David Buckley, 51, a company director of Basingstoke in England instructed Mahmood Sadiq Poptani, 60, an accountant of Swansea in Wales and together they diverted money collected on behalf of HM Revenue and Customs in respect of income tax and National Insurance deductions from the salaries of staff and value added tax. They are now in jail.

FCRO Subsection: 

Her Majesty's Revenue and Customs, part of The Treasury, has issued a reminder (reproduced below) to all businesses with an annual turnover of more than GBP85,000 that new reporting rules require steps to be taken on or before 29 July this year.

When the USA passes laws relating to offshore income and assets, it's big news and around the world US citizens and those providing services to them get into something of a flap. But when the UK introduced, in November last year, a requirement for "anyone who has undeclared UK tax liabilities that involved offshore matters or transfers to disclose the relevant information about this non-compliance" there was barely a ripple. There should have been a storm because penalties are potentially devastating.

CoNet Section: 

This weekend has been an interesting weekend for spam, not the least of which is because such a large amount got through our first line filters: far more than usual. But they were all stopped at the second line of defence and as we trawled through the blocked messages, we came across several that were worthy of comment. One is that old chestnut, the United Nations scam; another is the latest example from a spam-house that now allows us to identify their server farm and it is particularly interesting because it appears to promote a scheme that fell under the bus when the British tax authorities began action in relation to that scheme.

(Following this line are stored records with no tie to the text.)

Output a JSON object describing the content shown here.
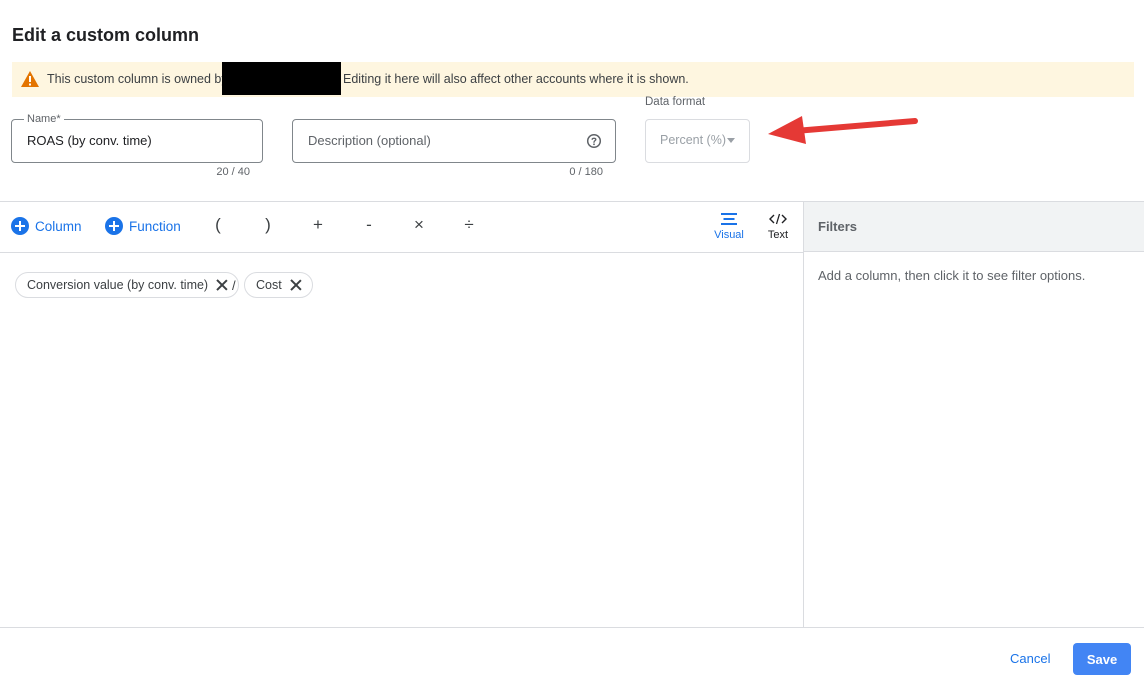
{
  "dialog": {
    "title": "Edit a custom column"
  },
  "warning": {
    "text_before": "This custom column is owned by",
    "text_after": "Editing it here will also affect other accounts where it is shown."
  },
  "name": {
    "label": "Name*",
    "value": "ROAS (by conv. time)",
    "counter": "20 / 40"
  },
  "description": {
    "placeholder": "Description (optional)",
    "counter": "0 / 180"
  },
  "data_format": {
    "label": "Data format",
    "value": "Percent (%)"
  },
  "toolbar": {
    "column_label": "Column",
    "function_label": "Function",
    "operators": [
      "(",
      ")",
      "+",
      "-",
      "×",
      "÷"
    ],
    "visual_label": "Visual",
    "text_label": "Text"
  },
  "formula": {
    "tokens": [
      "Conversion value (by conv. time)",
      "/",
      "Cost"
    ]
  },
  "filters": {
    "title": "Filters",
    "message": "Add a column, then click it to see filter options."
  },
  "footer": {
    "cancel_label": "Cancel",
    "save_label": "Save"
  },
  "colors": {
    "accent": "#1a73e8",
    "warning_bg": "#fef6e0",
    "annotation_arrow": "#e53935"
  }
}
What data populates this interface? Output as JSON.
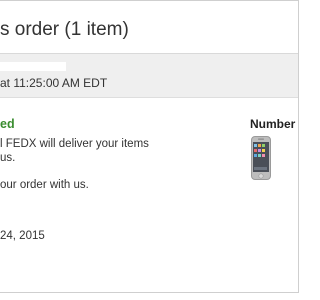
{
  "order": {
    "title": "s order (1 item)",
    "placed_time": "at 11:25:00 AM EDT",
    "status": "ed",
    "delivery_line1": "l FEDX will deliver your items",
    "delivery_line2": "us.",
    "thanks_line": "our order with us.",
    "date": "24, 2015"
  },
  "item_panel": {
    "label": "Number of",
    "product_icon": "smartphone-icon"
  },
  "colors": {
    "status_green": "#3a8d2f",
    "band_gray": "#efefef",
    "text": "#333333"
  }
}
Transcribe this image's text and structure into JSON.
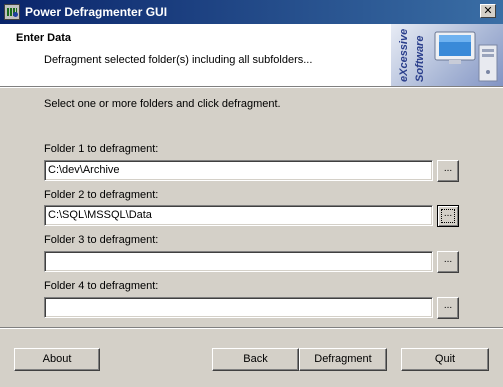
{
  "window": {
    "title": "Power Defragmenter GUI",
    "close_glyph": "✕"
  },
  "header": {
    "title": "Enter Data",
    "subtitle": "Defragment selected folder(s) including all subfolders...",
    "logo_text_line1": "eXcessive",
    "logo_text_line2": "Software"
  },
  "body": {
    "instruction": "Select one or more folders and click defragment.",
    "folders": [
      {
        "label": "Folder 1 to defragment:",
        "value": "C:\\dev\\Archive",
        "browse_label": "..."
      },
      {
        "label": "Folder 2 to defragment:",
        "value": "C:\\SQL\\MSSQL\\Data",
        "browse_label": "..."
      },
      {
        "label": "Folder 3 to defragment:",
        "value": "",
        "browse_label": "..."
      },
      {
        "label": "Folder 4 to defragment:",
        "value": "",
        "browse_label": "..."
      }
    ]
  },
  "footer": {
    "about_label": "About",
    "back_label": "Back",
    "defragment_label": "Defragment",
    "quit_label": "Quit"
  },
  "icons": {
    "app": "defragmenter-app-icon",
    "close": "close-icon",
    "logo": "computer-logo-icon"
  },
  "colors": {
    "titlebar_start": "#0a246a",
    "titlebar_end": "#3a6ea5",
    "face": "#d4d0c8"
  }
}
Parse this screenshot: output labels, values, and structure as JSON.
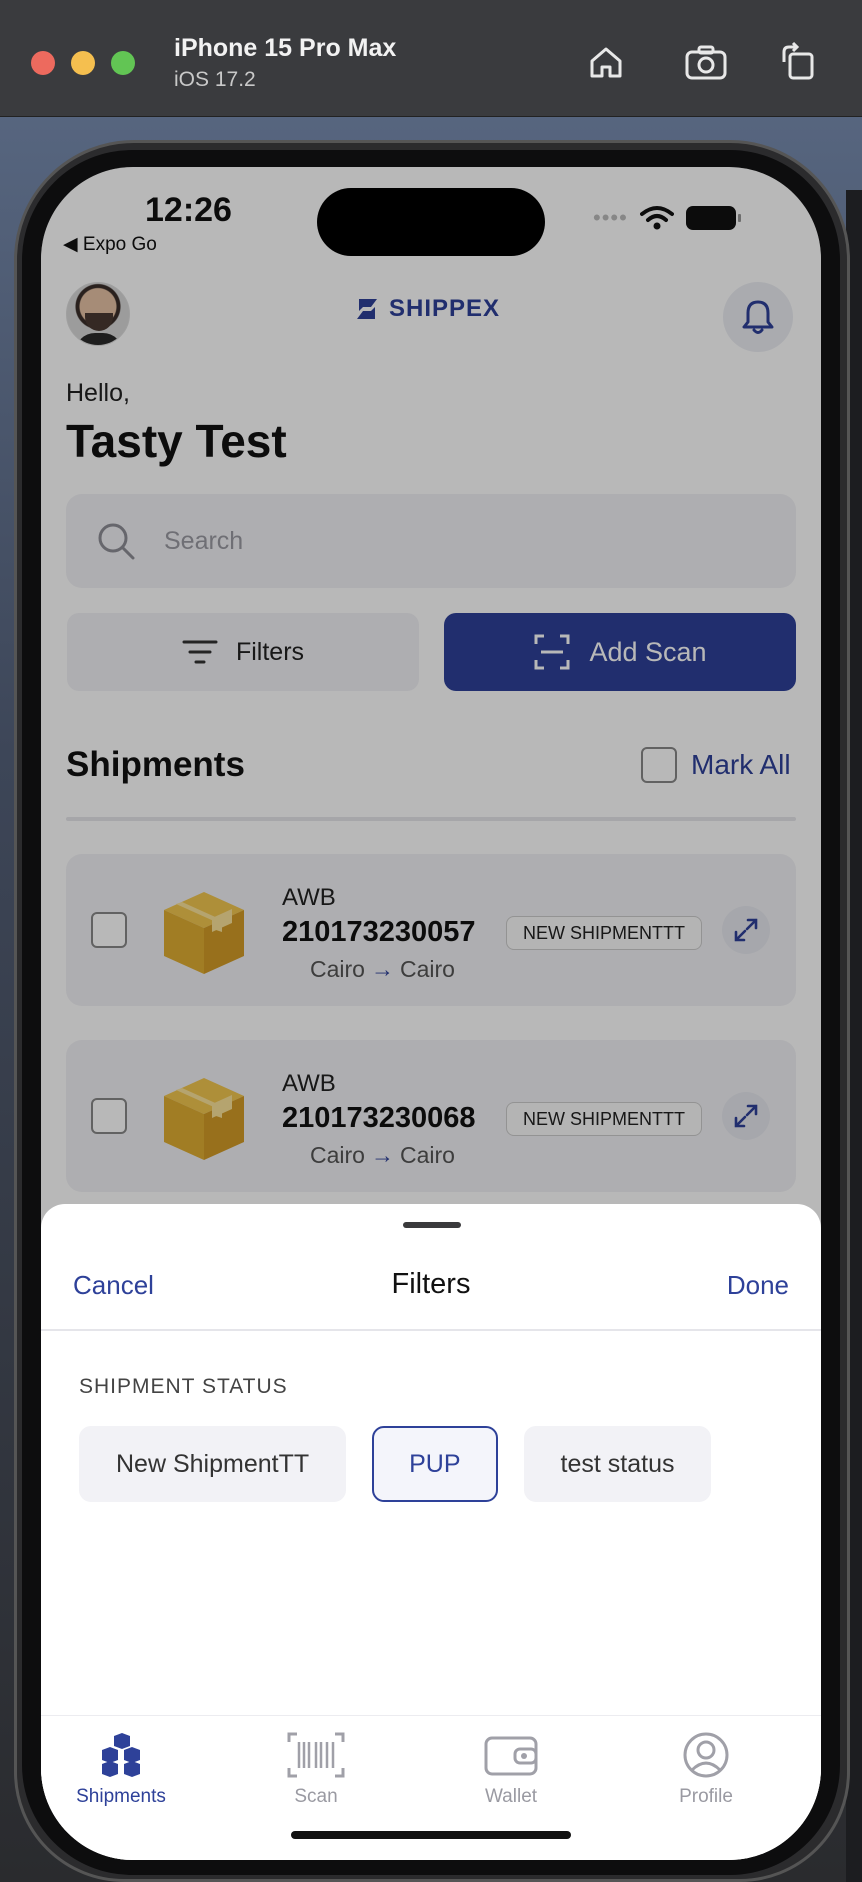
{
  "simulator": {
    "device": "iPhone 15 Pro Max",
    "os": "iOS 17.2"
  },
  "status_bar": {
    "time": "12:26",
    "back_app": "Expo Go"
  },
  "header": {
    "logo_text": "SHIPPEX"
  },
  "greeting": {
    "hello": "Hello,",
    "name": "Tasty Test"
  },
  "search": {
    "placeholder": "Search"
  },
  "actions": {
    "filters_label": "Filters",
    "add_scan_label": "Add Scan"
  },
  "shipments": {
    "title": "Shipments",
    "mark_all_label": "Mark All",
    "items": [
      {
        "awb_label": "AWB",
        "awb_number": "210173230057",
        "from": "Cairo",
        "to": "Cairo",
        "status": "NEW SHIPMENTTT"
      },
      {
        "awb_label": "AWB",
        "awb_number": "210173230068",
        "from": "Cairo",
        "to": "Cairo",
        "status": "NEW SHIPMENTTT"
      }
    ]
  },
  "filters_sheet": {
    "cancel_label": "Cancel",
    "title": "Filters",
    "done_label": "Done",
    "section_heading": "SHIPMENT STATUS",
    "chips": [
      {
        "label": "New ShipmentTT",
        "selected": false
      },
      {
        "label": "PUP",
        "selected": true
      },
      {
        "label": "test status",
        "selected": false
      }
    ]
  },
  "tabbar": {
    "tabs": [
      {
        "label": "Shipments",
        "icon": "boxes-icon",
        "active": true
      },
      {
        "label": "Scan",
        "icon": "barcode-icon",
        "active": false
      },
      {
        "label": "Wallet",
        "icon": "wallet-icon",
        "active": false
      },
      {
        "label": "Profile",
        "icon": "profile-icon",
        "active": false
      }
    ]
  },
  "colors": {
    "brand": "#2e4199",
    "box": "#e6b53a"
  }
}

And then there's the special mention of the persistent finditeasy.info which is just the most blatant spam-scam that it's hard to understand how they think it will pass any filter. And there's more....

CoNet Section: 

In recent weeks, largely because members of the media are concerned so the whole industry is in a bit of a tizz, there has been much made of the BBC's policy of requiring some people working there to work on contract, where the contract is between the BBC and a company owned and controlled by the contractor. There are perfectly good reasons why employers want such an arrangement but Her Majesty's Revenue and Customs have taken the view that this is a scheme designed to reduce personal income tax, especially where the contractor operated through an offshore company (often not in his or her own name). Now the whole situation has become even more confused as HMRC has lost a case that seemed like a sure-fire win.

CoNet Section: